*INFORMATION:*
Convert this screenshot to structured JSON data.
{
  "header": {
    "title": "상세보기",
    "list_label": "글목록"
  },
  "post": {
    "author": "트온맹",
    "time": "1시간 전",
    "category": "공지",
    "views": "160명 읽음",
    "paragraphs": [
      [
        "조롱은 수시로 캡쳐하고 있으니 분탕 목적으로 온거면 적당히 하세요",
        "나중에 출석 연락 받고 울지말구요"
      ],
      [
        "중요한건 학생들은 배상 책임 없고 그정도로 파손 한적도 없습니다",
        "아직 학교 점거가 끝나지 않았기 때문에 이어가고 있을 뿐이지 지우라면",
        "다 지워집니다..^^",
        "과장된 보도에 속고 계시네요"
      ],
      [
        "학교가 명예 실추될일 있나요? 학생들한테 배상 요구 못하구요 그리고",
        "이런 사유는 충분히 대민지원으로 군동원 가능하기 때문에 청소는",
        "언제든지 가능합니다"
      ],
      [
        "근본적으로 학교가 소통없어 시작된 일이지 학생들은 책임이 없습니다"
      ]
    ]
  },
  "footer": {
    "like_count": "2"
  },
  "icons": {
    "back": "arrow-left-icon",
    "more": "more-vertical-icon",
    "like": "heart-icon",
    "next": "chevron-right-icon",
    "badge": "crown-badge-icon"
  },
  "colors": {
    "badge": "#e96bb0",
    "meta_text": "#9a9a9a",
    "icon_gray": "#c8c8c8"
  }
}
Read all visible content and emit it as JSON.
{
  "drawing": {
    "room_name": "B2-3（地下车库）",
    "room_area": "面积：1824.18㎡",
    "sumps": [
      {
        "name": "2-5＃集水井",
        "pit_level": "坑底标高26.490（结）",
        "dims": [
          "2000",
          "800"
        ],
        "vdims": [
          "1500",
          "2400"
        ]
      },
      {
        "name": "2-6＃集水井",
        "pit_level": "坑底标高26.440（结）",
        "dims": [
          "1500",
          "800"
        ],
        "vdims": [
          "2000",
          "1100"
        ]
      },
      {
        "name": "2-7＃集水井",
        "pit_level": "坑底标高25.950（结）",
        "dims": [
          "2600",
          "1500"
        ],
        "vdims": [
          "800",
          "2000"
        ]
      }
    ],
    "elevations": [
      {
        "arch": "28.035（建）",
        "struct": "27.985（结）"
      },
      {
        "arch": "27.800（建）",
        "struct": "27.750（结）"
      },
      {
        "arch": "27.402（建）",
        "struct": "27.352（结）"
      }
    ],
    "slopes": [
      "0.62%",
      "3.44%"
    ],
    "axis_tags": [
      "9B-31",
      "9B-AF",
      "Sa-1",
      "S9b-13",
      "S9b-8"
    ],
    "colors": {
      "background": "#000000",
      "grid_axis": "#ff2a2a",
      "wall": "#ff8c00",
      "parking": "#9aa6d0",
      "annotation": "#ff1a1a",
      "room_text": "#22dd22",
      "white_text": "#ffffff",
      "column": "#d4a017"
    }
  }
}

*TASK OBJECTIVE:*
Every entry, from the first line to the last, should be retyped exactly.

*SOLUTION TO THIS TASK:*
Convert this screenshot to structured JSON data.
{
  "header": {
    "title": "상세보기",
    "list_label": "글목록"
  },
  "post": {
    "author": "트온맹",
    "time": "1시간 전",
    "category": "공지",
    "views": "160명 읽음",
    "paragraphs": [
      [
        "조롱은 수시로 캡쳐하고 있으니 분탕 목적으로 온거면 적당히 하세요",
        "나중에 출석 연락 받고 울지말구요"
      ],
      [
        "중요한건 학생들은 배상 책임 없고 그정도로 파손 한적도 없습니다",
        "아직 학교 점거가 끝나지 않았기 때문에 이어가고 있을 뿐이지 지우라면",
        "다 지워집니다..^^",
        "과장된 보도에 속고 계시네요"
      ],
      [
        "학교가 명예 실추될일 있나요? 학생들한테 배상 요구 못하구요 그리고",
        "이런 사유는 충분히 대민지원으로 군동원 가능하기 때문에 청소는",
        "언제든지 가능합니다"
      ],
      [
        "근본적으로 학교가 소통없어 시작된 일이지 학생들은 책임이 없습니다"
      ]
    ]
  },
  "footer": {
    "like_count": "2"
  },
  "icons": {
    "back": "arrow-left-icon",
    "more": "more-vertical-icon",
    "like": "heart-icon",
    "next": "chevron-right-icon",
    "badge": "crown-badge-icon"
  },
  "colors": {
    "badge": "#e96bb0",
    "meta_text": "#9a9a9a",
    "icon_gray": "#c8c8c8"
  }
}
Read all visible content and emit it as JSON.
{
  "drawing": {
    "room_name": "B2-3（地下车库）",
    "room_area": "面积：1824.18㎡",
    "sumps": [
      {
        "name": "2-5＃集水井",
        "pit_level": "坑底标高26.490（结）",
        "dims": [
          "2000",
          "800"
        ],
        "vdims": [
          "1500",
          "2400"
        ]
      },
      {
        "name": "2-6＃集水井",
        "pit_level": "坑底标高26.440（结）",
        "dims": [
          "1500",
          "800"
        ],
        "vdims": [
          "2000",
          "1100"
        ]
      },
      {
        "name": "2-7＃集水井",
        "pit_level": "坑底标高25.950（结）",
        "dims": [
          "2600",
          "1500"
        ],
        "vdims": [
          "800",
          "2000"
        ]
      }
    ],
    "elevations": [
      {
        "arch": "28.035（建）",
        "struct": "27.985（结）"
      },
      {
        "arch": "27.800（建）",
        "struct": "27.750（结）"
      },
      {
        "arch": "27.402（建）",
        "struct": "27.352（结）"
      }
    ],
    "slopes": [
      "0.62%",
      "3.44%"
    ],
    "axis_tags": [
      "9B-31",
      "9B-AF",
      "Sa-1",
      "S9b-13",
      "S9b-8"
    ],
    "colors": {
      "background": "#000000",
      "grid_axis": "#ff2a2a",
      "wall": "#ff8c00",
      "parking": "#9aa6d0",
      "annotation": "#ff1a1a",
      "room_text": "#22dd22",
      "white_text": "#ffffff",
      "column": "#d4a017"
    }
  }
}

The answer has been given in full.